▶ DIRECTIONS FOR THIS TASK: Search the entries for the word "content" and pull out each line that has it.

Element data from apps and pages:
★ ★ ★ ★ ★ ★ ★

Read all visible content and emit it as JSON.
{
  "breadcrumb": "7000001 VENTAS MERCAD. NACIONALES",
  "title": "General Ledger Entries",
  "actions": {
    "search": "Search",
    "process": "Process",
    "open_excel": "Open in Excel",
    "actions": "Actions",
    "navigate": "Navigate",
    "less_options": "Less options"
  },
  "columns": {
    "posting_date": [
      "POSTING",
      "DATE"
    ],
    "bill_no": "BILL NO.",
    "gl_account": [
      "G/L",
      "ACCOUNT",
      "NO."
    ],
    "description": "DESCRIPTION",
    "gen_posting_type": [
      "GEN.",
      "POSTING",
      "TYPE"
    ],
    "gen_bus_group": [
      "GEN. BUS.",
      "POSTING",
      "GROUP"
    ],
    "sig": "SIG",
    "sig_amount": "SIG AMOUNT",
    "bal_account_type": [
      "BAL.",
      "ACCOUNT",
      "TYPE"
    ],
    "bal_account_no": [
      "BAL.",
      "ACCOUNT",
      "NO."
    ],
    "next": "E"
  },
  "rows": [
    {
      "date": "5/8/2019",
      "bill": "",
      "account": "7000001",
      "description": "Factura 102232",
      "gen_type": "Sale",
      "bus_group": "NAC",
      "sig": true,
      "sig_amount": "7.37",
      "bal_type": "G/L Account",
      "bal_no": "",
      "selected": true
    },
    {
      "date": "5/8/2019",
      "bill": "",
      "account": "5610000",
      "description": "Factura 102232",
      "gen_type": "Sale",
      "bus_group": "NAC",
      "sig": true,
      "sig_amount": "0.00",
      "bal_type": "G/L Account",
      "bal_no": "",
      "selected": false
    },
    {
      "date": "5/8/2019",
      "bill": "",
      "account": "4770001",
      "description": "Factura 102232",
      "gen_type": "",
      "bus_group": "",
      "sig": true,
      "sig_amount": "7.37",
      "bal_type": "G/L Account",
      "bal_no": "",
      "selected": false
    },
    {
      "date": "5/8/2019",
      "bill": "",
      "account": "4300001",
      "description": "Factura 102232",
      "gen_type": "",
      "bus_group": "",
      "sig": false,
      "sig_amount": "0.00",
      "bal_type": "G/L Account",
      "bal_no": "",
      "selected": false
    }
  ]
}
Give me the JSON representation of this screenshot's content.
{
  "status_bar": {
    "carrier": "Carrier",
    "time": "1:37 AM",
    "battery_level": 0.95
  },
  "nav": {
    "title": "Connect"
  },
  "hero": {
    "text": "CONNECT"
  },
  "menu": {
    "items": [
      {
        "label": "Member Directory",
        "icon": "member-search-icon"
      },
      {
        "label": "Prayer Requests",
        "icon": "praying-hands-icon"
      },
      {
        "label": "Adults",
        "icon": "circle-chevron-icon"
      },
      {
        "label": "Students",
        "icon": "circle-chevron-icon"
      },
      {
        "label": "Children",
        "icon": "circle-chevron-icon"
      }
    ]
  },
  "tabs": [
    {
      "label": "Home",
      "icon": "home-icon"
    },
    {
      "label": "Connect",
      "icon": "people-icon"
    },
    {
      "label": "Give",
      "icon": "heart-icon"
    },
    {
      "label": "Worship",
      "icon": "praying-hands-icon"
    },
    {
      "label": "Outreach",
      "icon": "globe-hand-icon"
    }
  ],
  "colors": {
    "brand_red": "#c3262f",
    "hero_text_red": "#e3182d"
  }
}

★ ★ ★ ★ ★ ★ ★

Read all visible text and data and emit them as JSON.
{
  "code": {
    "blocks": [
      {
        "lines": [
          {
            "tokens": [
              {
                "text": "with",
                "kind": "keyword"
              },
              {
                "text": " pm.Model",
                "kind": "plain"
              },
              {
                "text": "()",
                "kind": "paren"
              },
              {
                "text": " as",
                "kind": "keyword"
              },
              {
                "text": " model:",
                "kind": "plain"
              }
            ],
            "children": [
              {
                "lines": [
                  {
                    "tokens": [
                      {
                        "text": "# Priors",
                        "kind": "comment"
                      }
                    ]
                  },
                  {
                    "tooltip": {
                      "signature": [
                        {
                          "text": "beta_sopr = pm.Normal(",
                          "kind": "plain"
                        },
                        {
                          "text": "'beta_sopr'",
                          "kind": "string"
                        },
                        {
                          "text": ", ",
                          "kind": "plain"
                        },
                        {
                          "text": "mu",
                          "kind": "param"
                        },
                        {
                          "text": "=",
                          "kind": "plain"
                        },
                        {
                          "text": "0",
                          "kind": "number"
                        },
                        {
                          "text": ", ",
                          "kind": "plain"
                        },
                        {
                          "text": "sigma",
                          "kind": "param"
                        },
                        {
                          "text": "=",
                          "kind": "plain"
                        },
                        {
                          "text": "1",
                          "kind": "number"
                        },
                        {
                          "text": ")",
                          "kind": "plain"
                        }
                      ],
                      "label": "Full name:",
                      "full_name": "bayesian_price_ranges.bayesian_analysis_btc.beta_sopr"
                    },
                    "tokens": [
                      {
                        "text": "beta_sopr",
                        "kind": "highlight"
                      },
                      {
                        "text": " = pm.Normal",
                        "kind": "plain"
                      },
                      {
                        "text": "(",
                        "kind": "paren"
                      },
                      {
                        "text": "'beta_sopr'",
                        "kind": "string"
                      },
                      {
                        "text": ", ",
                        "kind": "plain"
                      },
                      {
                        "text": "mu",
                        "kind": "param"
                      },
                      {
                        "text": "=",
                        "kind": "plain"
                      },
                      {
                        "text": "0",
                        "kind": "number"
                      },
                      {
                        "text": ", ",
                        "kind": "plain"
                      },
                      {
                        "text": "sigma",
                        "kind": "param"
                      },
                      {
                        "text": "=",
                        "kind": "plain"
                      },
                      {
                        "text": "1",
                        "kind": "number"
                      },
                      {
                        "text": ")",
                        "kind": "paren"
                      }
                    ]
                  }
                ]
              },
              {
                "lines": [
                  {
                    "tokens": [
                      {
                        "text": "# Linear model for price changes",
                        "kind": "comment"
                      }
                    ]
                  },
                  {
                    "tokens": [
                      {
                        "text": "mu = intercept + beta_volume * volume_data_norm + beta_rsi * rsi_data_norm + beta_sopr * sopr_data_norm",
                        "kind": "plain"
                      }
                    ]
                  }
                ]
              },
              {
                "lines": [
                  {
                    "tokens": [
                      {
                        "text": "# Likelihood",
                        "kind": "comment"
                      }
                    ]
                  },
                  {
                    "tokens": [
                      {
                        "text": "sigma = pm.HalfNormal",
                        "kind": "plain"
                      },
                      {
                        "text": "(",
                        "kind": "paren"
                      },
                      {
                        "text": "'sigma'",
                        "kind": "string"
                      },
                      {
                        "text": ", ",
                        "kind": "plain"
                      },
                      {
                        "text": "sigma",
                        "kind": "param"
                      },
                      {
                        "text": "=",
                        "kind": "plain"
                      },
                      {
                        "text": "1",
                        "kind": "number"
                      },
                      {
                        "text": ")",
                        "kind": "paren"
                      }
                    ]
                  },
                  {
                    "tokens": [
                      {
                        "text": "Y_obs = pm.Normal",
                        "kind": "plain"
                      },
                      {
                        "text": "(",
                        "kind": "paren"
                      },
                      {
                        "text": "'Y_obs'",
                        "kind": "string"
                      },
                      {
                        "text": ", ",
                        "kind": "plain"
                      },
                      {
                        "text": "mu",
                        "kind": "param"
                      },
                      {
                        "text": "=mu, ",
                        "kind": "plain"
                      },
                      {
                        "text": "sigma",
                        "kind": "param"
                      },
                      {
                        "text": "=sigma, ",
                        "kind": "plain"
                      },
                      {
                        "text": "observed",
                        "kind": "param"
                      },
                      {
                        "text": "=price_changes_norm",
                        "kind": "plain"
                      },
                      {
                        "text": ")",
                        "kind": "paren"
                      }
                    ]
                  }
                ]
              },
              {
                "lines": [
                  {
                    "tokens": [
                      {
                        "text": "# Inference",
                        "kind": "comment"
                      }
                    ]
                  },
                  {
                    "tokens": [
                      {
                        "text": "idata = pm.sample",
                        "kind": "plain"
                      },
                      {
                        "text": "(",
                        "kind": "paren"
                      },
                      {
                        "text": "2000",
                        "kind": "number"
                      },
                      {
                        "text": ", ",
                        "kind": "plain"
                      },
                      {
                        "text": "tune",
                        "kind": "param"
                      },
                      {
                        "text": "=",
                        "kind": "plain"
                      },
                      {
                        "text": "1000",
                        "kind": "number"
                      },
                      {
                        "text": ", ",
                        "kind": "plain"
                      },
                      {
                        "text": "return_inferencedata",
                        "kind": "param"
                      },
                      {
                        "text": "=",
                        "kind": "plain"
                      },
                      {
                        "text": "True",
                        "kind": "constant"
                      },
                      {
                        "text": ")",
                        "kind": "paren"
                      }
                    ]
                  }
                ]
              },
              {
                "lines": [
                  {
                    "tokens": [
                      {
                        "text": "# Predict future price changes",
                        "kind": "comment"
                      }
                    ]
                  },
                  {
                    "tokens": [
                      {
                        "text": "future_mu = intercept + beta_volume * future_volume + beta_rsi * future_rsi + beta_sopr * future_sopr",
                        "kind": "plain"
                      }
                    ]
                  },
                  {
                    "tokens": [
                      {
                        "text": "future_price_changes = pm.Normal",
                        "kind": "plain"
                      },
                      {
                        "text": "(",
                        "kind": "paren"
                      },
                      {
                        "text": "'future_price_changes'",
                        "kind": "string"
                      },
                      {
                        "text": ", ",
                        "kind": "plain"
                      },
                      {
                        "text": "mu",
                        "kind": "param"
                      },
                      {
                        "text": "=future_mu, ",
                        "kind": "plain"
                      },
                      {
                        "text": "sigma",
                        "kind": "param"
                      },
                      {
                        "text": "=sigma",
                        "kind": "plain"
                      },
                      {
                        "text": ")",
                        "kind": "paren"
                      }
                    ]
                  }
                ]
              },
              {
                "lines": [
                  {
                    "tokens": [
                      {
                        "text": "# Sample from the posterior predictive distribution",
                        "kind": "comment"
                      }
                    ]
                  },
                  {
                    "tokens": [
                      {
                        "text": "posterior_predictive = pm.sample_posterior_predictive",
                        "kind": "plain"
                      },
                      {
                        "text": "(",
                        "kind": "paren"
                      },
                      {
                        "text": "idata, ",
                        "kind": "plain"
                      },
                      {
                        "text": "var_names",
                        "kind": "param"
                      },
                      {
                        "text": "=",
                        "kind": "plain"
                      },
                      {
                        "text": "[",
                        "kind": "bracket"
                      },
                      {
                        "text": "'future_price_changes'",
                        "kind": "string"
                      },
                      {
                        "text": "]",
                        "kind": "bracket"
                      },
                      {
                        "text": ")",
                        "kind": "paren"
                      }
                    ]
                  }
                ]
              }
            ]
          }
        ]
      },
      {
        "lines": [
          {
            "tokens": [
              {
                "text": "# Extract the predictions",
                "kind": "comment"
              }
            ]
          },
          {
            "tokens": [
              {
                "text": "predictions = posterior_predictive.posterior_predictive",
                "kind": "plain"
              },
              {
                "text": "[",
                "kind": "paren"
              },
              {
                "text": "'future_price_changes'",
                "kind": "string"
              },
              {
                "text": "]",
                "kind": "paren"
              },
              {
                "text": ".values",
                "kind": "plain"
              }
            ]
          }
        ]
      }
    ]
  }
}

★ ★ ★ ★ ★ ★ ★

▶ REPLY:
Read all visible content and emit it as JSON.
Give me the JSON representation of this screenshot's content.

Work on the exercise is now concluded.